Review of Daredevil #10

by | Mar 30, 2012 | Ongoing Reviews | 7 comments

Daredevil #10 is another great issue by Mark Waid, Paolo Rivera and the rest of the team. The pacing on this book continues to be pitch perfect and and every single issue amazes me by offering so much story progression – on several fronts – without sacrificing any of the depth.

While you know that each issue is going to be great, that tends to be the only thing you know. Sure, we all knew Daredevil was going to escape almost being swallowed whole (and not just from checking out the previews), but nothing else in this issue happens the way you expect. While Daredevil and Mole Man come to blows in a wonderfully choreographed duel that sees the seemingly ungraceful subterranean bounce around like an over-sized Yoda, they also seem to switch roles in a surprising yet revealing manner.

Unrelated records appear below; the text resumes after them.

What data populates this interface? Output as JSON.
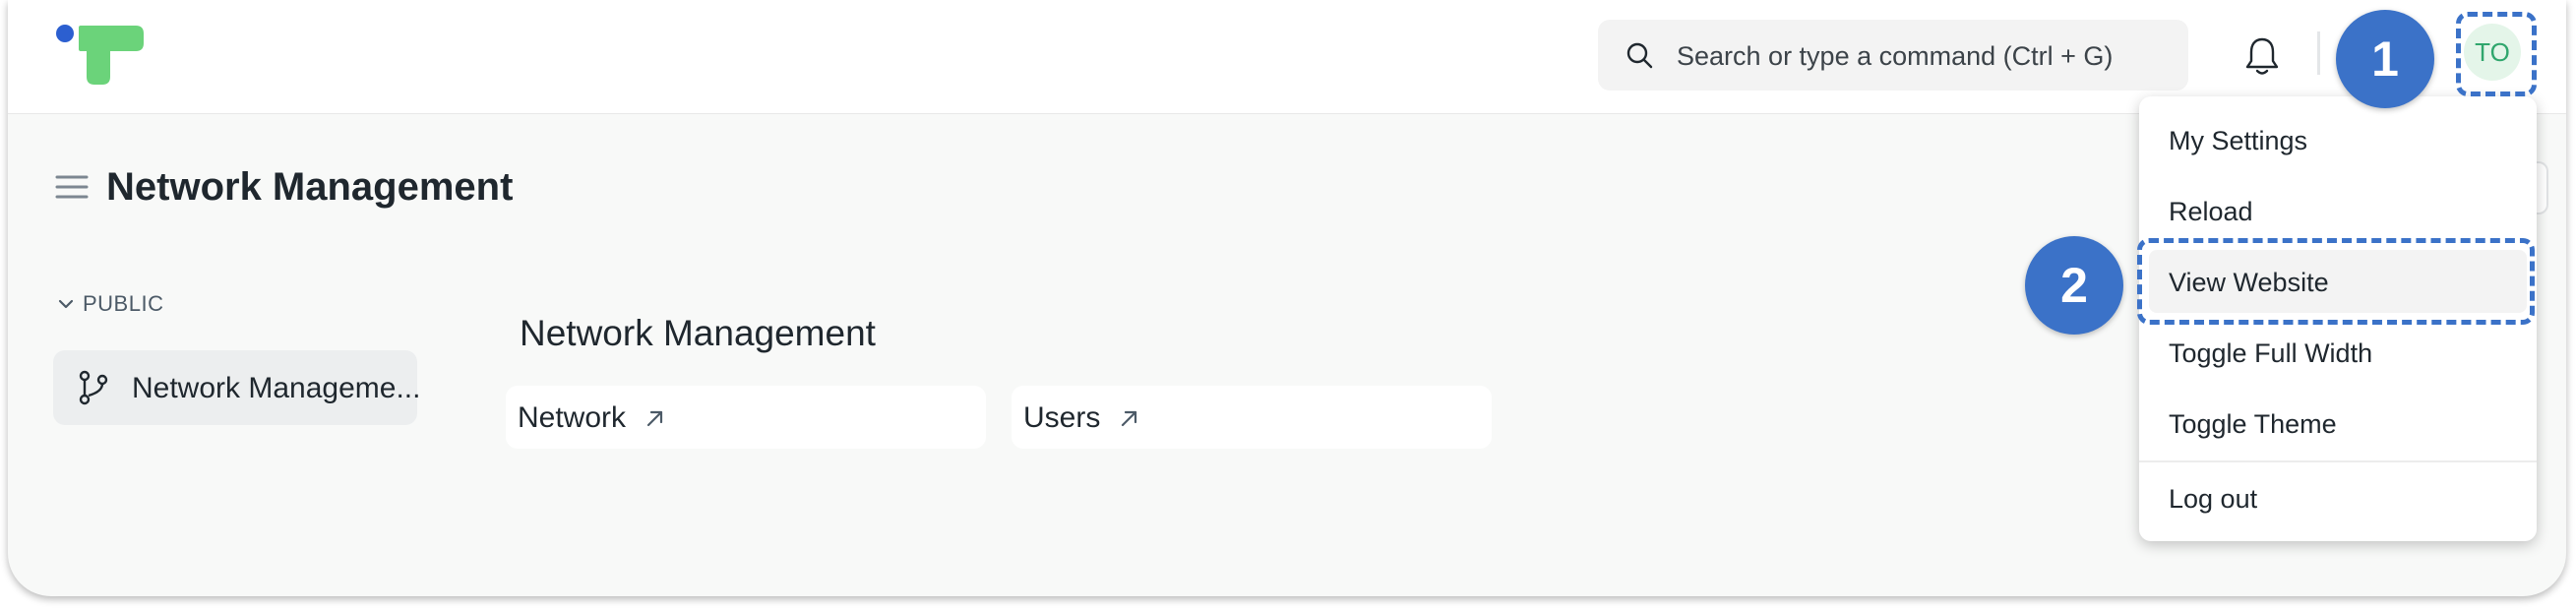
{
  "navbar": {
    "search_placeholder": "Search or type a command (Ctrl + G)",
    "avatar_initials": "TO"
  },
  "page": {
    "title": "Network Management"
  },
  "sidebar": {
    "section_label": "PUBLIC",
    "items": [
      {
        "label": "Network Manageme..."
      }
    ]
  },
  "main": {
    "section_title": "Network Management",
    "cards": [
      {
        "label": "Network"
      },
      {
        "label": "Users"
      }
    ]
  },
  "user_menu": {
    "items": [
      {
        "label": "My Settings"
      },
      {
        "label": "Reload"
      },
      {
        "label": "View Website"
      },
      {
        "label": "Toggle Full Width"
      },
      {
        "label": "Toggle Theme"
      },
      {
        "label": "Log out"
      }
    ]
  },
  "callouts": [
    {
      "number": "1"
    },
    {
      "number": "2"
    }
  ],
  "colors": {
    "accent": "#3b72c8",
    "logo_blue": "#2c5fd0",
    "logo_green": "#6bd37a",
    "avatar_bg": "#e4f5e9",
    "avatar_text": "#30a66d"
  }
}
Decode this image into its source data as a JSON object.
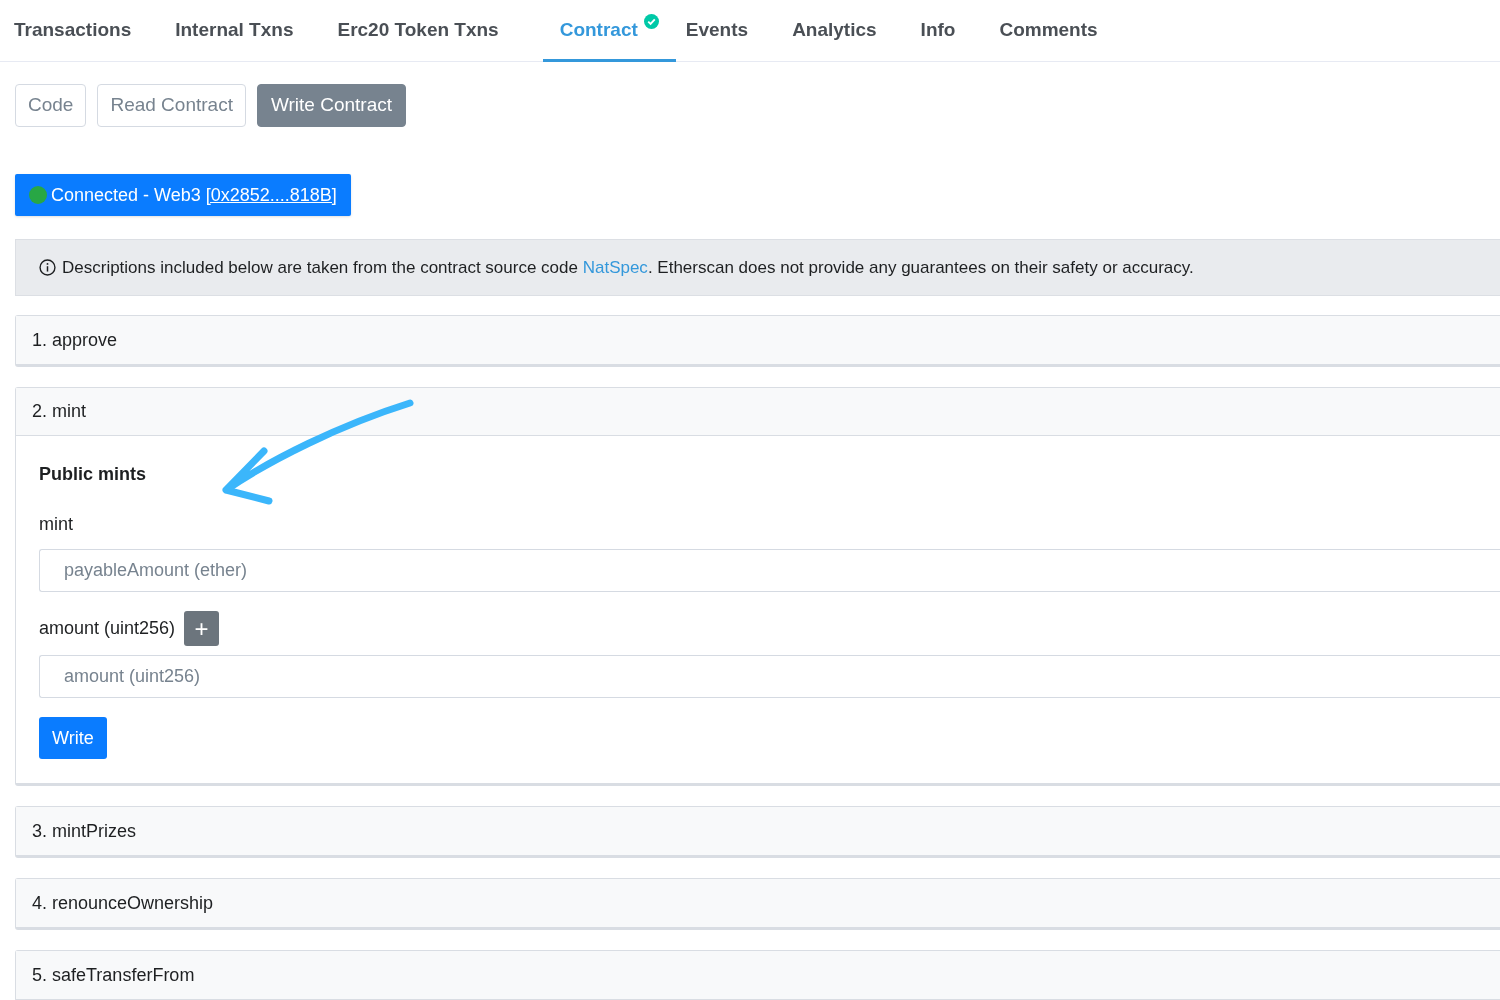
{
  "tabs": [
    {
      "label": "Transactions",
      "selected": false,
      "verified": false
    },
    {
      "label": "Internal Txns",
      "selected": false,
      "verified": false
    },
    {
      "label": "Erc20 Token Txns",
      "selected": false,
      "verified": false
    },
    {
      "label": "Contract",
      "selected": true,
      "verified": true
    },
    {
      "label": "Events",
      "selected": false,
      "verified": false
    },
    {
      "label": "Analytics",
      "selected": false,
      "verified": false
    },
    {
      "label": "Info",
      "selected": false,
      "verified": false
    },
    {
      "label": "Comments",
      "selected": false,
      "verified": false
    }
  ],
  "sub_tabs": [
    {
      "label": "Code",
      "selected": false
    },
    {
      "label": "Read Contract",
      "selected": false
    },
    {
      "label": "Write Contract",
      "selected": true
    }
  ],
  "connection": {
    "connected": true,
    "label": "Connected - Web3",
    "address": "[0x2852....818B]"
  },
  "notice": {
    "before": "Descriptions included below are taken from the contract source code",
    "link": "NatSpec",
    "after": ". Etherscan does not provide any guarantees on their safety or accuracy."
  },
  "functions": [
    {
      "title": "1. approve",
      "expanded": false
    },
    {
      "title": "2. mint",
      "expanded": true,
      "heading": "Public mints",
      "method": "mint",
      "payable_placeholder": "payableAmount (ether)",
      "params": [
        {
          "label": "amount (uint256)",
          "add_button": "+",
          "placeholder": "amount (uint256)"
        }
      ],
      "button": "Write"
    },
    {
      "title": "3. mintPrizes",
      "expanded": false
    },
    {
      "title": "4. renounceOwnership",
      "expanded": false
    },
    {
      "title": "5. safeTransferFrom",
      "expanded": false
    }
  ]
}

We come into this issue already guessing that Mole Man must be a mad man to steal a bunch of coffins just to get his hands on the corpse of a long lost love. While we don’t walk away from this story ready to give him a clean bill of mental health, Mole Man is not as delusional as one would have guessed. There is no magic potion or other outlandish plan to bring her back and as the issue progresses, it is Daredevil who is shown as the one who has the biggest problem letting go of the past.

Daredevil yells at Mole Man, from Daredevil #10, by Mark Waid and Paolo Rivera

With this issue, one of the many wounds of Matt’s past is torn open and the lack of complete closure from his encounter with Mole Man, as well as the pressure he is under with the Omega Drive in his possession (we get to see in this issue just what the Black Cat decided to do with it) combine to make him sufficiently on edge to cause Foggy to start worrying. The façade has indeed started to crack, but Waid doesn’t go overboard with this development which feels completely organic and in line with how Daredevil has been written up to this point. This is, on the whole, an issue which feels sad, morbid and whimsical at the same time. Those are not the kinds of adjectives you usually find anywhere near each other, but the story covers all of these bases and more.

Foggy and Matt talk, from Daredevil #10, by Mark Waid and Paolo Rivera

The art just keeps getting better and better. Paolo Rivera’s panel work is pure genius, starting out strong on the very first page as Daredevil falls into the maw and each of his impressions are framed according to the receiving sense. The fight scene is gorgeous, the emotional expressions of the characters faces are spot on, and details like having their brief affair told in the reflection of Matt’s window as he reads a note from the Black Cat push the artwork into a class of its own. Joe Rivera’s excellent inks play a vital part in making the underworld look just right and Javier Rodríguez’s colors are amazing as always. It’s understandable that Mole Man would expect Daredevil to be blinded by the bright gem stones, the color was intense enough to almost make mine tear up. 😉

I could not be happier with this book right now. It’s exciting, beautiful and combines the exotic superhero elements with the human drama in a way that makes the reader deeply invested in the story and all characters involved.


  1. Katie K

    I cant wait to pick up this issue!!!


    I thought that this was another note-perfect installment from the dream team of Waid and Rivera (who is fast becoming my favourite artist – when you look at how much he’s developed his craft since, say, the Spidey/Punisher team up issue in Amazing Spider-Man a couple of years back, it’s actually quite staggering).

    Having said that, there was one part of the issue which threw me a little: The part early on where Mole Man asks; can’t Daredevil see how ugly he is? Matt replies that no, he can’t. Yet we’re shown a panel of DD’s radar mapping the contours of Mole Man’s face, showing us that actually DD could “see” how ugly Mole Man was.

    • Christine

      Well, I do have some theories on that. Rather than answering it here, do you mind if I quote you in a post some time next week and analyze this at some greater length? 😉


    Sure, go ahead!

  4. Robert

    Great Issue. Can’t say enough about what Waid and team are accomplishing with this book. I’m one of these cynics who thinks Mole Man is one of the lamest super villains ever, but Waid made it work. I really hope Black Cat shows back up down the road. She and Matt had great chemistry together.

  5. Kendall Deschenes

    The traditional classification in the West, which goes back to the Ancient Greeks, begins with a distinction between precious and semi-precious stones; similar distinctions are made in other cultures. In modern usage the precious stones are diamond, ruby, sapphire and emerald, with all other gemstones being semi-precious.*

    See the most recently released article on our homepage


Submit a Comment

Your email address will not be published. Required fields are marked *

More from this category